WHAT YOU SHOULD DO ->
In the records, find each line where "COMPARE" occurs, and copy it.

Collected data
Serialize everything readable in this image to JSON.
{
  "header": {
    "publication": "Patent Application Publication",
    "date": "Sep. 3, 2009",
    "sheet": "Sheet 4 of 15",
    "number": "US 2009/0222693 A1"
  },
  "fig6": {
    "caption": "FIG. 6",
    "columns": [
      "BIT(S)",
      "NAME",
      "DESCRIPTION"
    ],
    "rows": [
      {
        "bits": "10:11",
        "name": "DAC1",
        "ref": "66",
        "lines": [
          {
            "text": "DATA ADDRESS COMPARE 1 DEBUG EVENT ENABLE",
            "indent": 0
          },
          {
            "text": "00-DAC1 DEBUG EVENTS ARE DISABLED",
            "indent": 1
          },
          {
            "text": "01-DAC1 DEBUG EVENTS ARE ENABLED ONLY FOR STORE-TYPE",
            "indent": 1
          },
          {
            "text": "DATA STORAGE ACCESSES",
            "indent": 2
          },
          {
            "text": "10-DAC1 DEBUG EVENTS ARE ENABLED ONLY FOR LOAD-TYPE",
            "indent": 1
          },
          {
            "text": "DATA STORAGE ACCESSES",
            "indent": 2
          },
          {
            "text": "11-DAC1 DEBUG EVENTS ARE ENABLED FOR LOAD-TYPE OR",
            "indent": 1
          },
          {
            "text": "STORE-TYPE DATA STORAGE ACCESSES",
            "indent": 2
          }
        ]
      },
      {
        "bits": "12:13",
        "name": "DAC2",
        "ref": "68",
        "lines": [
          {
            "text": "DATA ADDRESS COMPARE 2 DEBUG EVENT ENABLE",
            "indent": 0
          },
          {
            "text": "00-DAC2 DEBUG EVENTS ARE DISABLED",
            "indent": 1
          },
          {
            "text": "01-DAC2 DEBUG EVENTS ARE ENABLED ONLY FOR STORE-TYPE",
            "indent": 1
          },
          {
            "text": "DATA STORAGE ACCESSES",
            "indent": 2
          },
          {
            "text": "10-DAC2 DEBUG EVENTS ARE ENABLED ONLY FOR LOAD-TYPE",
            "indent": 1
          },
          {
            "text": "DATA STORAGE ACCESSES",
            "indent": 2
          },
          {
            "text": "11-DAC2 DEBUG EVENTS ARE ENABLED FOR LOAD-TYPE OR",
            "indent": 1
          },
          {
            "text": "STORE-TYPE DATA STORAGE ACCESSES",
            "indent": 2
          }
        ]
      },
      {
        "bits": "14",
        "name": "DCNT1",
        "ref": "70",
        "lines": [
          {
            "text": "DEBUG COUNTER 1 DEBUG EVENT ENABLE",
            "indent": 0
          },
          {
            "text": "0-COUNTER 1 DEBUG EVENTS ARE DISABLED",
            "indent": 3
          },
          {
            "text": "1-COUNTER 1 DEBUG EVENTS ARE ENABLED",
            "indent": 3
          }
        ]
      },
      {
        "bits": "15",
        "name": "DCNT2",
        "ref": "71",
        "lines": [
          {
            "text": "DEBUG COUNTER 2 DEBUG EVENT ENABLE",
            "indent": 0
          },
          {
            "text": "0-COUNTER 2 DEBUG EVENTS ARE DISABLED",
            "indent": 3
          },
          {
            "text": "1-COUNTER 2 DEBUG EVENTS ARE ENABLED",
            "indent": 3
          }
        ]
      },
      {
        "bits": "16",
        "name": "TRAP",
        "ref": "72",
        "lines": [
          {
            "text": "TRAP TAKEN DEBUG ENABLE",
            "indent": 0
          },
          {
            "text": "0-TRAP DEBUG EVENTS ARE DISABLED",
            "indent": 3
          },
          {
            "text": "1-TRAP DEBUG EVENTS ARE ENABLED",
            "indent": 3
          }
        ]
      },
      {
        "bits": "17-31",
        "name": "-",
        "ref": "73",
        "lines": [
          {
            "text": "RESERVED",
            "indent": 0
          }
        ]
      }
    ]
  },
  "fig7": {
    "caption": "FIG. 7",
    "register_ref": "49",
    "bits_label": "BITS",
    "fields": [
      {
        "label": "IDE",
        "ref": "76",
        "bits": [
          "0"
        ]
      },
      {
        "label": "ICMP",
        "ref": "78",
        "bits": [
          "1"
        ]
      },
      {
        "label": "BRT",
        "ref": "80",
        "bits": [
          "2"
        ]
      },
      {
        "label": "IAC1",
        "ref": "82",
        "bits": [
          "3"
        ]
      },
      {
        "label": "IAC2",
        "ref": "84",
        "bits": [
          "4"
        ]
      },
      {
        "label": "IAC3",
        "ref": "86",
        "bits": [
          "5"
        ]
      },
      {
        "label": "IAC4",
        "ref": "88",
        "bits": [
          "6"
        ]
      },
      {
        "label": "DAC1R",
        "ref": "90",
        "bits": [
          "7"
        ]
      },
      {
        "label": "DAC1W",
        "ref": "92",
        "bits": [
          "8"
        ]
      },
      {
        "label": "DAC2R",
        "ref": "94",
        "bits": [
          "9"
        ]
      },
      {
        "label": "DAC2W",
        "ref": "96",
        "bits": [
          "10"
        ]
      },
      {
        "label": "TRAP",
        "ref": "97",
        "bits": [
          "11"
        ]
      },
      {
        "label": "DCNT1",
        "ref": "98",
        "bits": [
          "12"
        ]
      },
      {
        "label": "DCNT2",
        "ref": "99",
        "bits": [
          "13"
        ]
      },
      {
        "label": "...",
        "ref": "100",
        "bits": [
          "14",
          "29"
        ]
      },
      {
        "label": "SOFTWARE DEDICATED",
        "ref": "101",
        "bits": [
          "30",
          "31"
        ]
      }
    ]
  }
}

ANSWER TO THIS TASK ->
            "text": "DATA ADDRESS COMPARE 1 DEBUG EVENT ENABLE",
            "text": "DATA ADDRESS COMPARE 2 DEBUG EVENT ENABLE",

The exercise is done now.